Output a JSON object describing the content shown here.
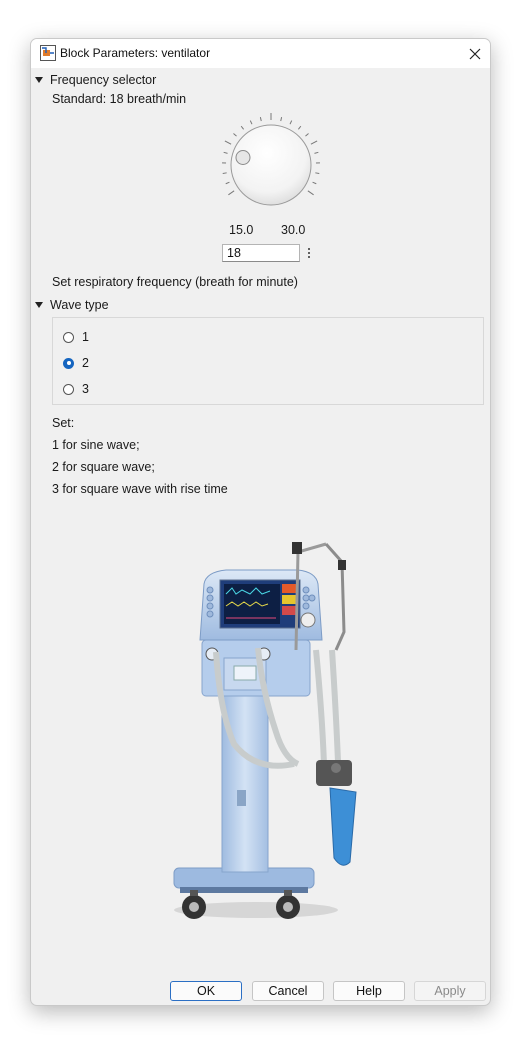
{
  "window": {
    "title": "Block Parameters: ventilator",
    "app_icon": "simulink-block-icon",
    "close_icon": "close-icon"
  },
  "frequency": {
    "section_label": "Frequency selector",
    "standard_text": "Standard: 18 breath/min",
    "min_label": "15.0",
    "max_label": "30.0",
    "min_value": 15,
    "max_value": 30,
    "value": "18",
    "description": "Set respiratory frequency (breath for minute)"
  },
  "wave": {
    "section_label": "Wave type",
    "options": [
      "1",
      "2",
      "3"
    ],
    "selected": "2",
    "help_lines": [
      "Set:",
      "1 for sine wave;",
      "2 for square wave;",
      "3 for square wave with rise time"
    ]
  },
  "image": {
    "subject": "medical-ventilator-illustration"
  },
  "buttons": {
    "ok": "OK",
    "cancel": "Cancel",
    "help": "Help",
    "apply": "Apply"
  },
  "colors": {
    "accent": "#1565c0",
    "dialog_bg": "#f0f0f0",
    "ventilator_blue": "#a9c4e6"
  }
}
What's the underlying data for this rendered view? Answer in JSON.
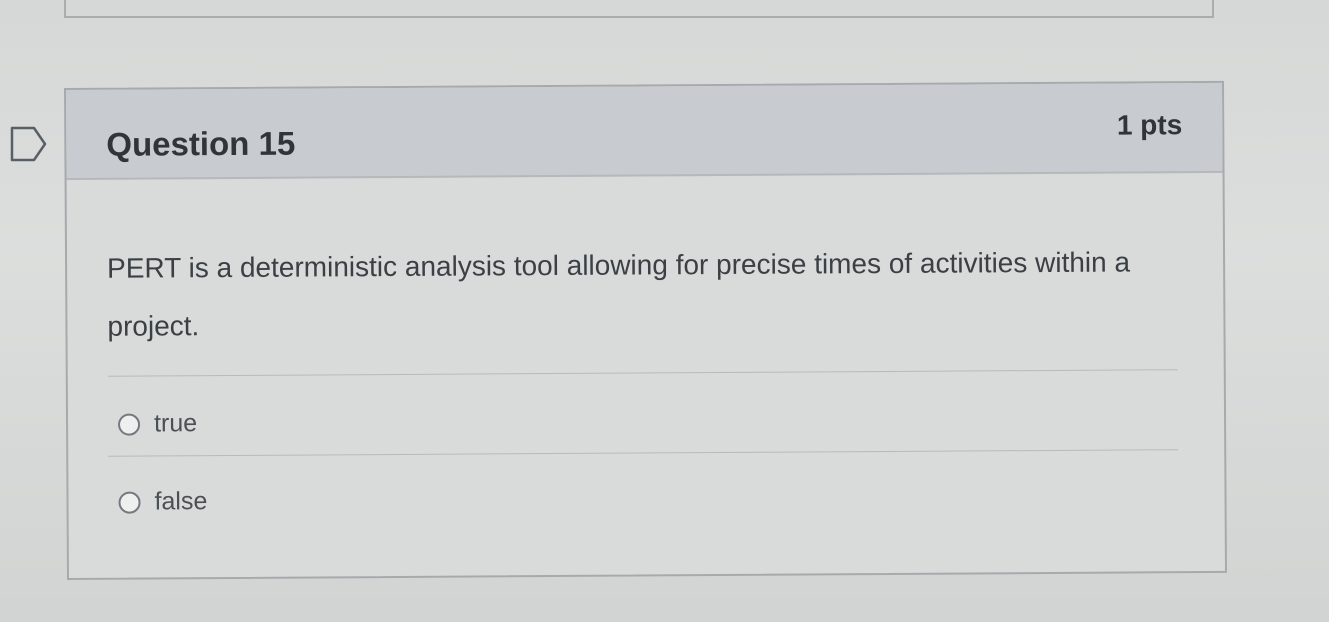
{
  "question": {
    "title": "Question 15",
    "points": "1 pts",
    "text": "PERT is a deterministic analysis tool allowing for precise times of activities within a project.",
    "flag_icon": "flag-bookmark-icon",
    "answers": [
      {
        "label": "true",
        "selected": false
      },
      {
        "label": "false",
        "selected": false
      }
    ]
  },
  "colors": {
    "page_background": "#d9dbda",
    "header_background": "#c8cbcf",
    "border": "#a6aaad",
    "text": "#3a4044"
  }
}
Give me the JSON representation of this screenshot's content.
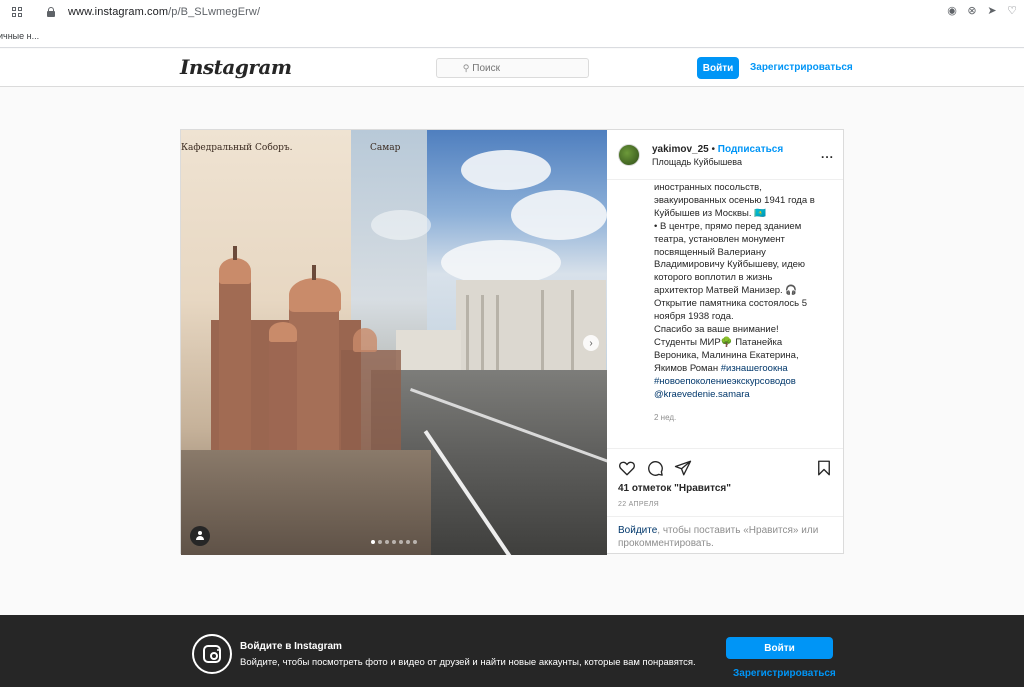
{
  "browser": {
    "url_host": "www.instagram.com",
    "url_path": "/p/B_SLwmegErw/",
    "bookmark_label": "ичные н..."
  },
  "header": {
    "logo": "Instagram",
    "search_placeholder": "Поиск",
    "login_label": "Войти",
    "register_label": "Зарегистрироваться"
  },
  "post": {
    "photo_caption_left": "Кафедральный Соборъ.",
    "photo_caption_mid": "Самар",
    "carousel_dots": 7,
    "carousel_active": 1,
    "username": "yakimov_25",
    "separator": "•",
    "follow_label": "Подписаться",
    "location": "Площадь Куйбышева",
    "more_label": "...",
    "caption_lines": [
      "иностранных посольств,",
      "эвакуированных осенью 1941 года в",
      "Куйбышев из Москвы. 🇰🇿",
      "• В центре, прямо перед зданием",
      "театра, установлен монумент",
      "посвященный Валериану",
      "Владимировичу Куйбышеву, идею",
      "которого воплотил в жизнь",
      "архитектор Матвей Манизер. 🎧",
      "Открытие памятника состоялось 5",
      "ноября 1938 года.",
      "Спасибо за ваше внимание!",
      "Студенты МИР🌳 Патанейка",
      "Вероника, Малинина Екатерина,",
      "Якимов Роман"
    ],
    "hashtag_inline": "#изнашегоокна",
    "hashtag_line": "#новоепоколениеэкскурсоводов",
    "mention_line": "@kraevedenie.samara",
    "time_ago": "2 нед.",
    "likes": "41 отметок \"Нравится\"",
    "date": "22 АПРЕЛЯ",
    "login_prompt_link": "Войдите",
    "login_prompt_text": ", чтобы поставить «Нравится» или прокомментировать."
  },
  "banner": {
    "title": "Войдите в Instagram",
    "text": "Войдите, чтобы посмотреть фото и видео от друзей и найти новые аккаунты, которые вам понравятся.",
    "login_label": "Войти",
    "register_label": "Зарегистрироваться"
  },
  "colors": {
    "accent": "#0095f6",
    "banner_bg": "#262626",
    "link_dark": "#00376b"
  }
}
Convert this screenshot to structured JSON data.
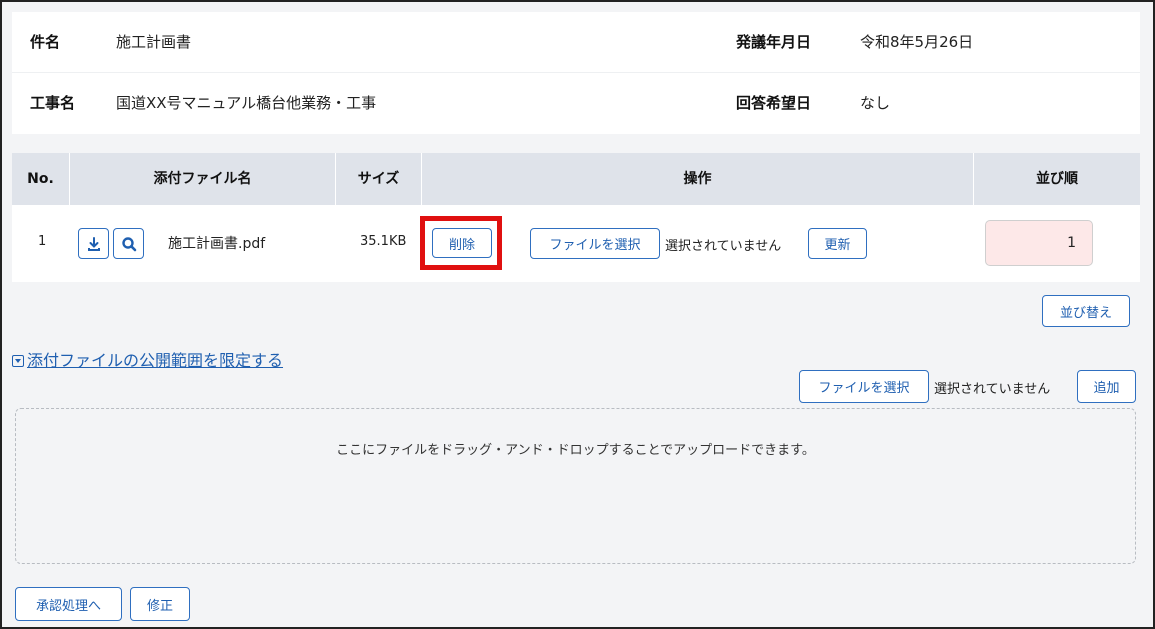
{
  "info": {
    "subject_label": "件名",
    "subject_value": "施工計画書",
    "order_date_label": "発議年月日",
    "order_date_value": "令和8年5月26日",
    "project_label": "工事名",
    "project_value": "国道XX号マニュアル橋台他業務・工事",
    "reply_label": "回答希望日",
    "reply_value": "なし"
  },
  "file_table": {
    "headers": {
      "no": "No.",
      "name": "添付ファイル名",
      "size": "サイズ",
      "ops": "操作",
      "order": "並び順"
    },
    "rows": [
      {
        "no": "1",
        "file_name": "施工計画書.pdf",
        "size": "35.1KB",
        "delete_label": "削除",
        "choose_label": "ファイルを選択",
        "no_file_text": "選択されていません",
        "update_label": "更新",
        "order": "1"
      }
    ]
  },
  "sort_button": "並び替え",
  "limit_link": "添付ファイルの公開範囲を限定する",
  "upload": {
    "choose_label": "ファイルを選択",
    "no_file_text": "選択されていません",
    "add_label": "追加",
    "drop_text": "ここにファイルをドラッグ・アンド・ドロップすることでアップロードできます。"
  },
  "footer": {
    "approve_label": "承認処理へ",
    "edit_label": "修正"
  },
  "colors": {
    "accent": "#2f6fc0",
    "highlight": "#e01010",
    "order_bg": "#fde8e8",
    "header_bg": "#dfe3ea"
  }
}
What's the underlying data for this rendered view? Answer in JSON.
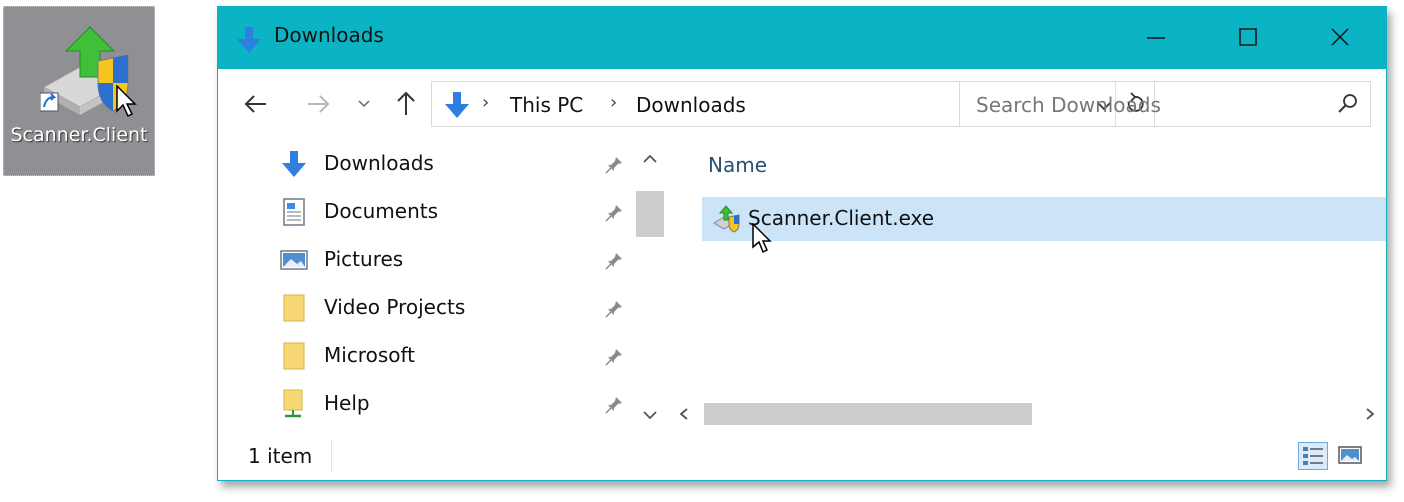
{
  "desktop": {
    "shortcut_label": "Scanner.Client"
  },
  "window": {
    "title": "Downloads",
    "accent": "#0ab4c4"
  },
  "address": {
    "crumbs": [
      "This PC",
      "Downloads"
    ]
  },
  "search": {
    "placeholder": "Search Downloads"
  },
  "nav": {
    "items": [
      {
        "label": "Downloads",
        "icon": "downloads-icon"
      },
      {
        "label": "Documents",
        "icon": "documents-icon"
      },
      {
        "label": "Pictures",
        "icon": "pictures-icon"
      },
      {
        "label": "Video Projects",
        "icon": "folder-icon"
      },
      {
        "label": "Microsoft",
        "icon": "folder-icon"
      },
      {
        "label": "Help",
        "icon": "network-folder-icon"
      }
    ]
  },
  "content": {
    "column_header": "Name",
    "files": [
      {
        "name": "Scanner.Client.exe"
      }
    ]
  },
  "status": {
    "item_count": "1 item"
  }
}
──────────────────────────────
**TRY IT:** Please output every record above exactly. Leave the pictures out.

**YOUR SOLUTION:**
Output a JSON object describing the content shown here.
{
  "window": {
    "title": "Block Parameters: ventilator",
    "app_icon": "simulink-block-icon",
    "close_icon": "close-icon"
  },
  "frequency": {
    "section_label": "Frequency selector",
    "standard_text": "Standard: 18 breath/min",
    "min_label": "15.0",
    "max_label": "30.0",
    "min_value": 15,
    "max_value": 30,
    "value": "18",
    "description": "Set respiratory frequency (breath for minute)"
  },
  "wave": {
    "section_label": "Wave type",
    "options": [
      "1",
      "2",
      "3"
    ],
    "selected": "2",
    "help_lines": [
      "Set:",
      "1 for sine wave;",
      "2 for square wave;",
      "3 for square wave with rise time"
    ]
  },
  "image": {
    "subject": "medical-ventilator-illustration"
  },
  "buttons": {
    "ok": "OK",
    "cancel": "Cancel",
    "help": "Help",
    "apply": "Apply"
  },
  "colors": {
    "accent": "#1565c0",
    "dialog_bg": "#f0f0f0",
    "ventilator_blue": "#a9c4e6"
  }
}
What's the underlying data for this rendered view? Answer in JSON.
{
  "question": {
    "title": "Question 15",
    "points": "1 pts",
    "text": "PERT is a deterministic analysis tool allowing for precise times of activities within a project.",
    "flag_icon": "flag-bookmark-icon",
    "answers": [
      {
        "label": "true",
        "selected": false
      },
      {
        "label": "false",
        "selected": false
      }
    ]
  },
  "colors": {
    "page_background": "#d9dbda",
    "header_background": "#c8cbcf",
    "border": "#a6aaad",
    "text": "#3a4044"
  }
}
Give me the JSON representation of this screenshot's content.
{
  "browser": {
    "url_host": "www.instagram.com",
    "url_path": "/p/B_SLwmegErw/",
    "bookmark_label": "ичные н..."
  },
  "header": {
    "logo": "Instagram",
    "search_placeholder": "Поиск",
    "login_label": "Войти",
    "register_label": "Зарегистрироваться"
  },
  "post": {
    "photo_caption_left": "Кафедральный Соборъ.",
    "photo_caption_mid": "Самар",
    "carousel_dots": 7,
    "carousel_active": 1,
    "username": "yakimov_25",
    "separator": "•",
    "follow_label": "Подписаться",
    "location": "Площадь Куйбышева",
    "more_label": "...",
    "caption_lines": [
      "иностранных посольств,",
      "эвакуированных осенью 1941 года в",
      "Куйбышев из Москвы. 🇰🇿",
      "• В центре, прямо перед зданием",
      "театра, установлен монумент",
      "посвященный Валериану",
      "Владимировичу Куйбышеву, идею",
      "которого воплотил в жизнь",
      "архитектор Матвей Манизер. 🎧",
      "Открытие памятника состоялось 5",
      "ноября 1938 года.",
      "Спасибо за ваше внимание!",
      "Студенты МИР🌳 Патанейка",
      "Вероника, Малинина Екатерина,",
      "Якимов Роман"
    ],
    "hashtag_inline": "#изнашегоокна",
    "hashtag_line": "#новоепоколениеэкскурсоводов",
    "mention_line": "@kraevedenie.samara",
    "time_ago": "2 нед.",
    "likes": "41 отметок \"Нравится\"",
    "date": "22 АПРЕЛЯ",
    "login_prompt_link": "Войдите",
    "login_prompt_text": ", чтобы поставить «Нравится» или прокомментировать."
  },
  "banner": {
    "title": "Войдите в Instagram",
    "text": "Войдите, чтобы посмотреть фото и видео от друзей и найти новые аккаунты, которые вам понравятся.",
    "login_label": "Войти",
    "register_label": "Зарегистрироваться"
  },
  "colors": {
    "accent": "#0095f6",
    "banner_bg": "#262626",
    "link_dark": "#00376b"
  }
}
Convert this screenshot to structured JSON data.
{
  "info": {
    "subject_label": "件名",
    "subject_value": "施工計画書",
    "order_date_label": "発議年月日",
    "order_date_value": "令和8年5月26日",
    "project_label": "工事名",
    "project_value": "国道XX号マニュアル橋台他業務・工事",
    "reply_label": "回答希望日",
    "reply_value": "なし"
  },
  "file_table": {
    "headers": {
      "no": "No.",
      "name": "添付ファイル名",
      "size": "サイズ",
      "ops": "操作",
      "order": "並び順"
    },
    "rows": [
      {
        "no": "1",
        "file_name": "施工計画書.pdf",
        "size": "35.1KB",
        "delete_label": "削除",
        "choose_label": "ファイルを選択",
        "no_file_text": "選択されていません",
        "update_label": "更新",
        "order": "1"
      }
    ]
  },
  "sort_button": "並び替え",
  "limit_link": "添付ファイルの公開範囲を限定する",
  "upload": {
    "choose_label": "ファイルを選択",
    "no_file_text": "選択されていません",
    "add_label": "追加",
    "drop_text": "ここにファイルをドラッグ・アンド・ドロップすることでアップロードできます。"
  },
  "footer": {
    "approve_label": "承認処理へ",
    "edit_label": "修正"
  },
  "colors": {
    "accent": "#2f6fc0",
    "highlight": "#e01010",
    "order_bg": "#fde8e8",
    "header_bg": "#dfe3ea"
  }
}
What's the underlying data for this rendered view? Answer in JSON.
{
  "desktop": {
    "shortcut_label": "Scanner.Client"
  },
  "window": {
    "title": "Downloads",
    "accent": "#0ab4c4"
  },
  "address": {
    "crumbs": [
      "This PC",
      "Downloads"
    ]
  },
  "search": {
    "placeholder": "Search Downloads"
  },
  "nav": {
    "items": [
      {
        "label": "Downloads",
        "icon": "downloads-icon"
      },
      {
        "label": "Documents",
        "icon": "documents-icon"
      },
      {
        "label": "Pictures",
        "icon": "pictures-icon"
      },
      {
        "label": "Video Projects",
        "icon": "folder-icon"
      },
      {
        "label": "Microsoft",
        "icon": "folder-icon"
      },
      {
        "label": "Help",
        "icon": "network-folder-icon"
      }
    ]
  },
  "content": {
    "column_header": "Name",
    "files": [
      {
        "name": "Scanner.Client.exe"
      }
    ]
  },
  "status": {
    "item_count": "1 item"
  }
}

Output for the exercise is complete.